Discrimination against people receiving housing benefits and the unfair treatment of workers and job applicants on the basis of disability, gender and race, were all issues encountered by the country's human rights watchdog last year.

IHREC also revealed it received more than 1,700 queries, over 850 of which related to alleged breaches of the Equal Status and Employment Equality acts.

Almost a third of queries in relation to each legislative area related to discrimination on the grounds of disability, while one-in-six related to alleged racial discrimination.

A quarter of employment queries related to gender discrimination, while over one-in-five equal status queries related to discrimination on housing assistance grounds.

The figures were revealed just weeks after another IHREC report strongly criticised Government policies on housing, saying they were making the homelessness crisis significantly worse.

In particular, it highlighted the increased reliance by the Government on providing the Housing Assistance Payment - commonly known as HAP - as part of its social housing strategy.

IHREC said it found itself increasingly supporting people who have been discriminated against by prospective landlords on the basis of being in receipt of HAP.
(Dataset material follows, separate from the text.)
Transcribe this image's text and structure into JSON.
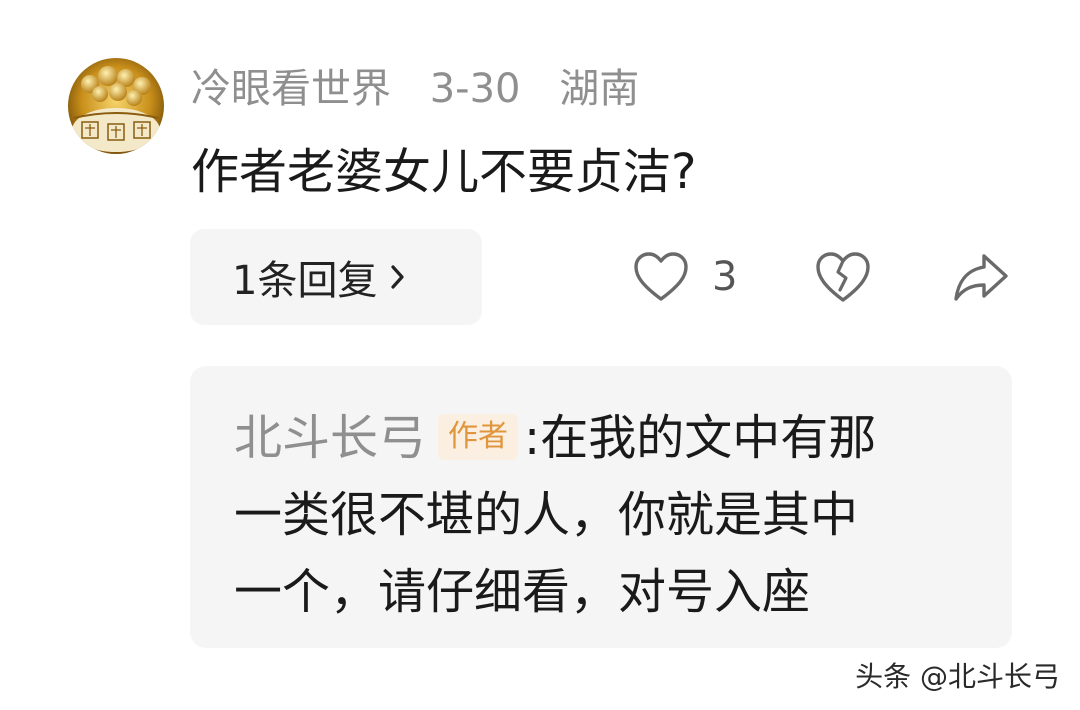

These difficulties were making people reluctant to accept HAP and their preference was to wait for social housing instead.

In the annual report, IHREC chief commissioner Emily Logan returned to this topic, saying that while discrimination on the housing assistance ground can be successfully pleaded at the Workplace Relations Commission (WRC), it was unreasonable to expect someone facing homelessness to "refocus their energies on pursuing a complaint".

She said the issue could not be tackled using the WRC alone and further initiatives would need to be explored.

Irish Independent

Editor's Choice

Also in Irish News